Work to be completed: Starting at the line that contains "Give me the", print every remaining line of the entries, unchanged, and output nothing more.

Data shown:
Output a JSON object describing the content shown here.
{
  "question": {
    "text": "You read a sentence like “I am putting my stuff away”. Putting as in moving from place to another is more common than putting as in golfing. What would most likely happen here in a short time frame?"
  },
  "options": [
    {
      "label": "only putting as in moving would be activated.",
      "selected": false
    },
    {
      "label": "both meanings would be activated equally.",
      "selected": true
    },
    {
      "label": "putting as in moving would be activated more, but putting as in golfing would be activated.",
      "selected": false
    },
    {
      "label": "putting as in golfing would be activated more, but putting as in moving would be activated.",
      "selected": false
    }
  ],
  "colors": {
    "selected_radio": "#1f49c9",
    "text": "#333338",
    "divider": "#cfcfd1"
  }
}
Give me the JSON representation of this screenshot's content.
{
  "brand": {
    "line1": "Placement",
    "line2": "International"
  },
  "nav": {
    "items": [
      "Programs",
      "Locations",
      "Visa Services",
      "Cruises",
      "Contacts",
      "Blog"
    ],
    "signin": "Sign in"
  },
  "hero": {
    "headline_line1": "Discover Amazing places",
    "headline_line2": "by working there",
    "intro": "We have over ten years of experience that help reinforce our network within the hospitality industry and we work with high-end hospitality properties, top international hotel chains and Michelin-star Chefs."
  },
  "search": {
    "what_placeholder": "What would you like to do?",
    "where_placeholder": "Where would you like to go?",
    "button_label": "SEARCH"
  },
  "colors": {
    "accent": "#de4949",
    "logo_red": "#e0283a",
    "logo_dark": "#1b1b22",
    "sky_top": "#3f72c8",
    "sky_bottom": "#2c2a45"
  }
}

Written solution:
Give me the JSON representation of this screenshot's content.
{
  "brand": {
    "line1": "Placement",
    "line2": "International"
  },
  "nav": {
    "items": [
      "Programs",
      "Locations",
      "Visa Services",
      "Cruises",
      "Contacts",
      "Blog"
    ],
    "signin": "Sign in"
  },
  "hero": {
    "headline_line1": "Discover Amazing places",
    "headline_line2": "by working there",
    "intro": "We have over ten years of experience that help reinforce our network within the hospitality industry and we work with high-end hospitality properties, top international hotel chains and Michelin-star Chefs."
  },
  "search": {
    "what_placeholder": "What would you like to do?",
    "where_placeholder": "Where would you like to go?",
    "button_label": "SEARCH"
  },
  "colors": {
    "accent": "#de4949",
    "logo_red": "#e0283a",
    "logo_dark": "#1b1b22",
    "sky_top": "#3f72c8",
    "sky_bottom": "#2c2a45"
  }
}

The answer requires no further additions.